Your reply should hold every record exactly as given, with no pictures in it.
Source material START
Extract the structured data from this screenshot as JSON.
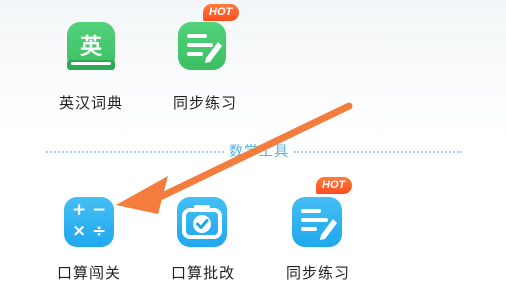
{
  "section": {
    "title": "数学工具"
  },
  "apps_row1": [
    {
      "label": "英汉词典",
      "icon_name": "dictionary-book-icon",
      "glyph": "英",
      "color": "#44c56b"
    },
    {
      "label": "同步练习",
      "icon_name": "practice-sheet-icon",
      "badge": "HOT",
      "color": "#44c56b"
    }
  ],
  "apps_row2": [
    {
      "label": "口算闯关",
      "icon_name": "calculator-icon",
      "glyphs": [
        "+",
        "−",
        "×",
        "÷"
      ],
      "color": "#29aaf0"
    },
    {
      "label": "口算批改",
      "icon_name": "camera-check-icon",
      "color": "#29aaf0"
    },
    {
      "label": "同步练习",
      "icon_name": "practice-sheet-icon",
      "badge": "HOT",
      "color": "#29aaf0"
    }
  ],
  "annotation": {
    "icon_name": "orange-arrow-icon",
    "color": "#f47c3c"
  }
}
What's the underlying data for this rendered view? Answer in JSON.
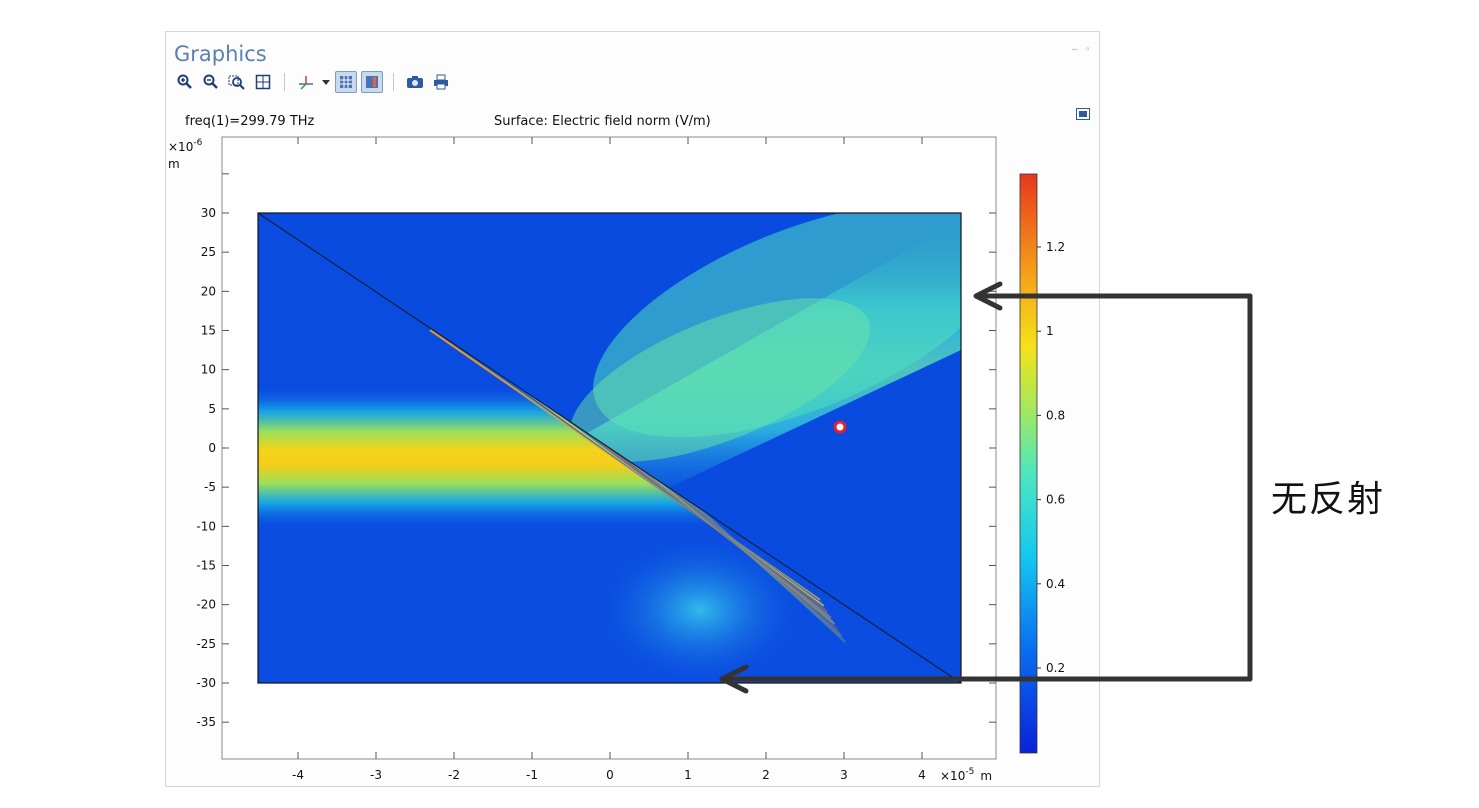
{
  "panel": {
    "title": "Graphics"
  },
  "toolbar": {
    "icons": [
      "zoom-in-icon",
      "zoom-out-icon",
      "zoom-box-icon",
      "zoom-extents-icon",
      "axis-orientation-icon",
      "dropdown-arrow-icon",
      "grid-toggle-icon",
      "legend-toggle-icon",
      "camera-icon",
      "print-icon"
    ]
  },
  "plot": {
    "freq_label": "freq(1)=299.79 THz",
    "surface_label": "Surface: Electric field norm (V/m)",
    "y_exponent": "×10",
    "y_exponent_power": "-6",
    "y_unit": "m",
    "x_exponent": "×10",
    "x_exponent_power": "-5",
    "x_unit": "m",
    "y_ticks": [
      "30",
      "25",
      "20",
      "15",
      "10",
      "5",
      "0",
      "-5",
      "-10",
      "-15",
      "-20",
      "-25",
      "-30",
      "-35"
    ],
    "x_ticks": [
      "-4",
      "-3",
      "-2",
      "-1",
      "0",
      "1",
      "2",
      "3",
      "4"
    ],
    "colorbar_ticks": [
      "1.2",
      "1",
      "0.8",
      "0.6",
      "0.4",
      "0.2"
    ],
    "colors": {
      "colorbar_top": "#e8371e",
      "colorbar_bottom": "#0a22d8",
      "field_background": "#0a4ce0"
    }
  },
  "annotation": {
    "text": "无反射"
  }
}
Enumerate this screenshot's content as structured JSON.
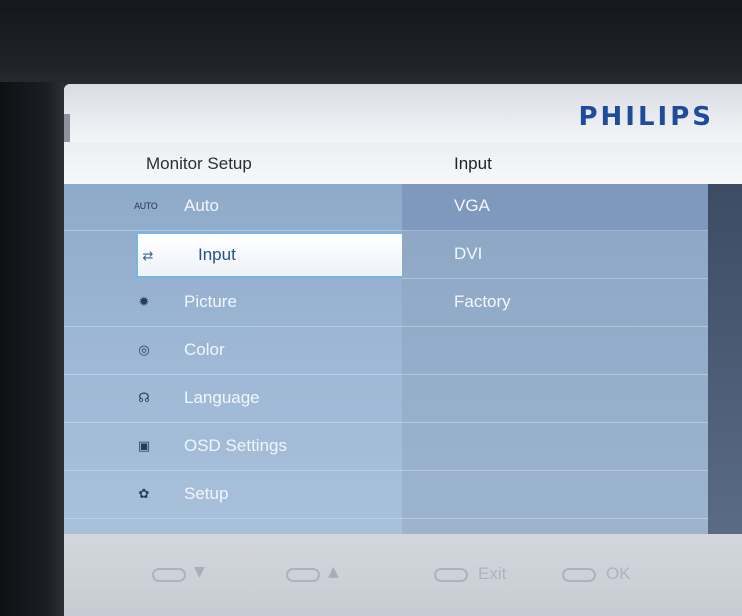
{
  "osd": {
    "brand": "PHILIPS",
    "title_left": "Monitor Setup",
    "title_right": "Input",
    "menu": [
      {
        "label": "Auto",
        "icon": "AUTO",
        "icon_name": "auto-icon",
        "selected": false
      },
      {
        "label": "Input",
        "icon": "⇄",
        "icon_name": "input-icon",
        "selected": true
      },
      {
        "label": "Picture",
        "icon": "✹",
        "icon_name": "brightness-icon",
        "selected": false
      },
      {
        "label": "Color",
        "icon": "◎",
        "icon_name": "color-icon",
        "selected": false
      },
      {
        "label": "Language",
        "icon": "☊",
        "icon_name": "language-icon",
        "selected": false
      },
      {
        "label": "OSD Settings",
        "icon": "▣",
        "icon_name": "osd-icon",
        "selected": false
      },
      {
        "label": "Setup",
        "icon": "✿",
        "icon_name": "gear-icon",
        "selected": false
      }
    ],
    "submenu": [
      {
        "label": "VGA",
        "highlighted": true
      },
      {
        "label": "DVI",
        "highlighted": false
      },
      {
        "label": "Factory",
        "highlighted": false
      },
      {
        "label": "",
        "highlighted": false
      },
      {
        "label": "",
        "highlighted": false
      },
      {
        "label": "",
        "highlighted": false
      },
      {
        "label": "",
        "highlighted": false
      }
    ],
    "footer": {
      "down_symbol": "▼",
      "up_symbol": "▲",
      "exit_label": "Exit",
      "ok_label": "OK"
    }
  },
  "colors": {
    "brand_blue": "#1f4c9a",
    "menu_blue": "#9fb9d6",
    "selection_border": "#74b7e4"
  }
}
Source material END
*Result of this exercise*
Extract the structured data from this screenshot as JSON.
{
  "section": {
    "title": "数学工具"
  },
  "apps_row1": [
    {
      "label": "英汉词典",
      "icon_name": "dictionary-book-icon",
      "glyph": "英",
      "color": "#44c56b"
    },
    {
      "label": "同步练习",
      "icon_name": "practice-sheet-icon",
      "badge": "HOT",
      "color": "#44c56b"
    }
  ],
  "apps_row2": [
    {
      "label": "口算闯关",
      "icon_name": "calculator-icon",
      "glyphs": [
        "+",
        "−",
        "×",
        "÷"
      ],
      "color": "#29aaf0"
    },
    {
      "label": "口算批改",
      "icon_name": "camera-check-icon",
      "color": "#29aaf0"
    },
    {
      "label": "同步练习",
      "icon_name": "practice-sheet-icon",
      "badge": "HOT",
      "color": "#29aaf0"
    }
  ],
  "annotation": {
    "icon_name": "orange-arrow-icon",
    "color": "#f47c3c"
  }
}
What's the underlying data for this rendered view? Answer in JSON.
{
  "panel": {
    "title": "Graphics"
  },
  "toolbar": {
    "icons": [
      "zoom-in-icon",
      "zoom-out-icon",
      "zoom-box-icon",
      "zoom-extents-icon",
      "axis-orientation-icon",
      "dropdown-arrow-icon",
      "grid-toggle-icon",
      "legend-toggle-icon",
      "camera-icon",
      "print-icon"
    ]
  },
  "plot": {
    "freq_label": "freq(1)=299.79 THz",
    "surface_label": "Surface: Electric field norm (V/m)",
    "y_exponent": "×10",
    "y_exponent_power": "-6",
    "y_unit": "m",
    "x_exponent": "×10",
    "x_exponent_power": "-5",
    "x_unit": "m",
    "y_ticks": [
      "30",
      "25",
      "20",
      "15",
      "10",
      "5",
      "0",
      "-5",
      "-10",
      "-15",
      "-20",
      "-25",
      "-30",
      "-35"
    ],
    "x_ticks": [
      "-4",
      "-3",
      "-2",
      "-1",
      "0",
      "1",
      "2",
      "3",
      "4"
    ],
    "colorbar_ticks": [
      "1.2",
      "1",
      "0.8",
      "0.6",
      "0.4",
      "0.2"
    ],
    "colors": {
      "colorbar_top": "#e8371e",
      "colorbar_bottom": "#0a22d8",
      "field_background": "#0a4ce0"
    }
  },
  "annotation": {
    "text": "无反射"
  }
}
Enumerate this screenshot's content as structured JSON.
{
  "osd": {
    "brand": "PHILIPS",
    "title_left": "Monitor Setup",
    "title_right": "Input",
    "menu": [
      {
        "label": "Auto",
        "icon": "AUTO",
        "icon_name": "auto-icon",
        "selected": false
      },
      {
        "label": "Input",
        "icon": "⇄",
        "icon_name": "input-icon",
        "selected": true
      },
      {
        "label": "Picture",
        "icon": "✹",
        "icon_name": "brightness-icon",
        "selected": false
      },
      {
        "label": "Color",
        "icon": "◎",
        "icon_name": "color-icon",
        "selected": false
      },
      {
        "label": "Language",
        "icon": "☊",
        "icon_name": "language-icon",
        "selected": false
      },
      {
        "label": "OSD Settings",
        "icon": "▣",
        "icon_name": "osd-icon",
        "selected": false
      },
      {
        "label": "Setup",
        "icon": "✿",
        "icon_name": "gear-icon",
        "selected": false
      }
    ],
    "submenu": [
      {
        "label": "VGA",
        "highlighted": true
      },
      {
        "label": "DVI",
        "highlighted": false
      },
      {
        "label": "Factory",
        "highlighted": false
      },
      {
        "label": "",
        "highlighted": false
      },
      {
        "label": "",
        "highlighted": false
      },
      {
        "label": "",
        "highlighted": false
      },
      {
        "label": "",
        "highlighted": false
      }
    ],
    "footer": {
      "down_symbol": "▼",
      "up_symbol": "▲",
      "exit_label": "Exit",
      "ok_label": "OK"
    }
  },
  "colors": {
    "brand_blue": "#1f4c9a",
    "menu_blue": "#9fb9d6",
    "selection_border": "#74b7e4"
  }
}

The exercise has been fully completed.